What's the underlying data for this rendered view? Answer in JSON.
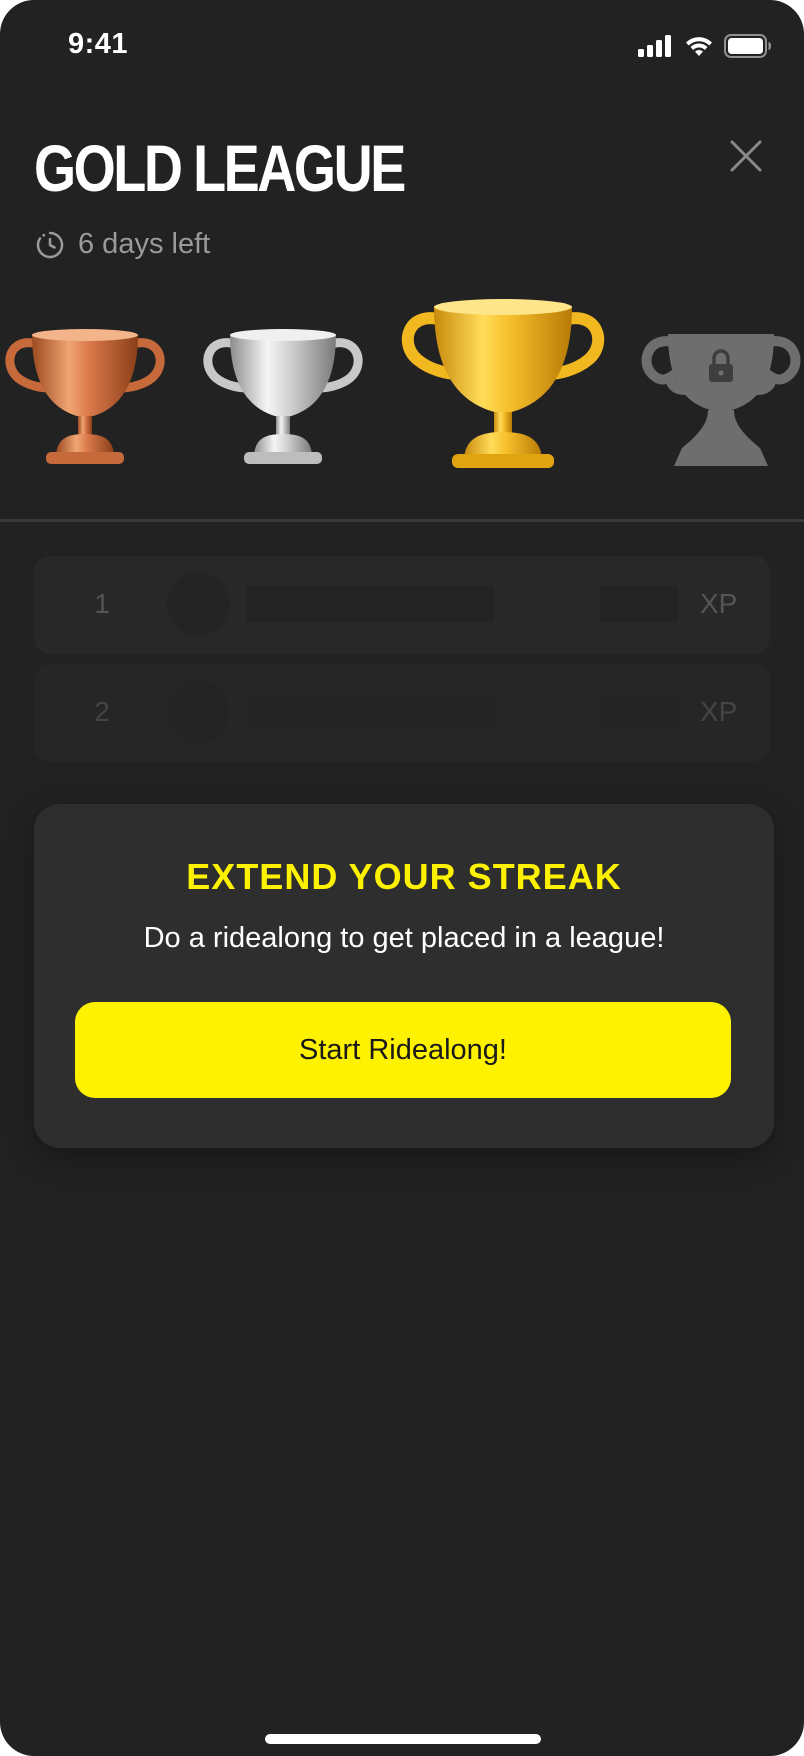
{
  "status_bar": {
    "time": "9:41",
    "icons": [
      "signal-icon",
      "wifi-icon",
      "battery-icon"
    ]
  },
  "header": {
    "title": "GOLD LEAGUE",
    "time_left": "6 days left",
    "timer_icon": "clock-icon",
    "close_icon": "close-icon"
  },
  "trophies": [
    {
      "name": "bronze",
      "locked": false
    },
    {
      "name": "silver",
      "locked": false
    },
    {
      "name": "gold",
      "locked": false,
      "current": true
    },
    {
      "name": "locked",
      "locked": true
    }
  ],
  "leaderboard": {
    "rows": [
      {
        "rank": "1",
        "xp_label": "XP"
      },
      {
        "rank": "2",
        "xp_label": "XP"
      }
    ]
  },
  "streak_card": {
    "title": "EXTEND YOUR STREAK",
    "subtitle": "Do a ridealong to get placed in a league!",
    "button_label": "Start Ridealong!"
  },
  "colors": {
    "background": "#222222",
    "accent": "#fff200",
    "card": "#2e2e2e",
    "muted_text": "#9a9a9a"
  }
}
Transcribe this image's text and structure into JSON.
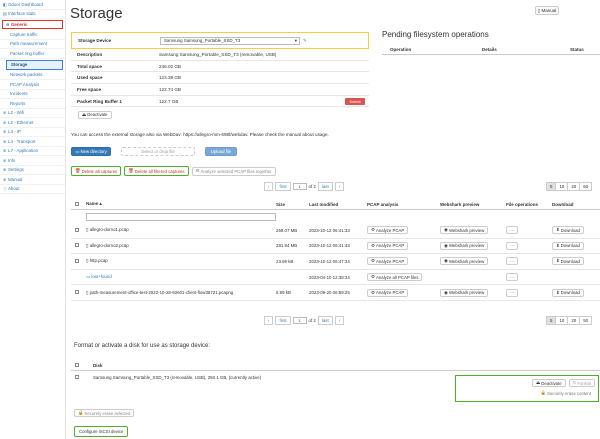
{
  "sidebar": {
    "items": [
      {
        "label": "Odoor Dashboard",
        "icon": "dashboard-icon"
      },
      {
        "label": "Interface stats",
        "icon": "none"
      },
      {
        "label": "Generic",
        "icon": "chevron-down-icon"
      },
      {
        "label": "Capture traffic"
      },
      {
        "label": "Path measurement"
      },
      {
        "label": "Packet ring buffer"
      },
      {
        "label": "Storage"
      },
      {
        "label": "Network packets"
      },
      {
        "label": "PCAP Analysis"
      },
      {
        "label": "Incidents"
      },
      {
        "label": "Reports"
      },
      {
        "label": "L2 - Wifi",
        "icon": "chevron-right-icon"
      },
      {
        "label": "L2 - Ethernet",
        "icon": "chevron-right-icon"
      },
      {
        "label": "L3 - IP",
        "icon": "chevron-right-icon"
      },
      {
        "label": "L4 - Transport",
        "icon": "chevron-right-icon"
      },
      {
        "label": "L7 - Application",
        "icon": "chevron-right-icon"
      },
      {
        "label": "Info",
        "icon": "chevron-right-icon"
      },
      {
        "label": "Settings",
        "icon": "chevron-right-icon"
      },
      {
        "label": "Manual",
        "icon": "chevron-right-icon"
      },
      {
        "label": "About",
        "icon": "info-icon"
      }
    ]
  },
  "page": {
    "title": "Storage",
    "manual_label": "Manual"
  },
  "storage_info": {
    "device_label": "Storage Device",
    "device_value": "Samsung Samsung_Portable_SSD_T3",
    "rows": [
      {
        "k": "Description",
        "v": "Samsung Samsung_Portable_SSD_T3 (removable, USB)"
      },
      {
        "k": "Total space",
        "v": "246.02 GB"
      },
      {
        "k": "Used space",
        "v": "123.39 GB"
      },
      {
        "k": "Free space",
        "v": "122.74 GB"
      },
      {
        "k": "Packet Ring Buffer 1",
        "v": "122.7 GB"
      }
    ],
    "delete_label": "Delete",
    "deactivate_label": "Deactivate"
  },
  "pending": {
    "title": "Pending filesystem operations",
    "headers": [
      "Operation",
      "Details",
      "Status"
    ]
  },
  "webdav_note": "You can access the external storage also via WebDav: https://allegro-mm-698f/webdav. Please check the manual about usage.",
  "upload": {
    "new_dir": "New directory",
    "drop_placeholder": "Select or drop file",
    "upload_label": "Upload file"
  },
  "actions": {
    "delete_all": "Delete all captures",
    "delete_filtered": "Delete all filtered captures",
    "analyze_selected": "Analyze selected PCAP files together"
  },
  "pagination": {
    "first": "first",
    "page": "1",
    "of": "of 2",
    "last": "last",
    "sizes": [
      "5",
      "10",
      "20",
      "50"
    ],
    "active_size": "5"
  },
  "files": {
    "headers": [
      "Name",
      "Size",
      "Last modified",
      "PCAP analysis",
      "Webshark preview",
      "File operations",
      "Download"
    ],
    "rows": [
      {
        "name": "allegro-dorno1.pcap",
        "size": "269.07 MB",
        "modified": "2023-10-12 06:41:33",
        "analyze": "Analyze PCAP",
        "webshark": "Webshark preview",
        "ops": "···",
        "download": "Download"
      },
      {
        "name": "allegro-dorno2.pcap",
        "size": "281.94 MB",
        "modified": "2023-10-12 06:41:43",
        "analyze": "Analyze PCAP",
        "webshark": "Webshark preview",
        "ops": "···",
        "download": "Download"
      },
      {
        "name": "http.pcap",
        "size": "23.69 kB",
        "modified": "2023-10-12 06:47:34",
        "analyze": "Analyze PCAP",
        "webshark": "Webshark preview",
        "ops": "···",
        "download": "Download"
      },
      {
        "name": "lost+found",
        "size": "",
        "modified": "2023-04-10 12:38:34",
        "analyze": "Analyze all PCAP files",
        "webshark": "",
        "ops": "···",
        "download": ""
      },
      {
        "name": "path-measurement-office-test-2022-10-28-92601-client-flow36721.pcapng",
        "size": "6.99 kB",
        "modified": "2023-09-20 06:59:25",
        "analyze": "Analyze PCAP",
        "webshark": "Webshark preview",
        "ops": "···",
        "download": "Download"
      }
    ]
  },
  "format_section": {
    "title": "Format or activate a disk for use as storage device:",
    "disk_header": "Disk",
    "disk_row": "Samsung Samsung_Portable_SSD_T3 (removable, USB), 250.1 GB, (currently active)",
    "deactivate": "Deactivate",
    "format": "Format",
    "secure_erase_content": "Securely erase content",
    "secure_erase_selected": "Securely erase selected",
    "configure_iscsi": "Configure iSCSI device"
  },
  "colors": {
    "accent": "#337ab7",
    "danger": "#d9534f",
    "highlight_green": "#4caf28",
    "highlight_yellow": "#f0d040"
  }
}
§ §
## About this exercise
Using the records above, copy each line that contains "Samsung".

## Exercise solution
    "device_value": "Samsung Samsung_Portable_SSD_T3",
        "v": "Samsung Samsung_Portable_SSD_T3 (removable, USB)"
    "disk_row": "Samsung Samsung_Portable_SSD_T3 (removable, USB), 250.1 GB, (currently active)",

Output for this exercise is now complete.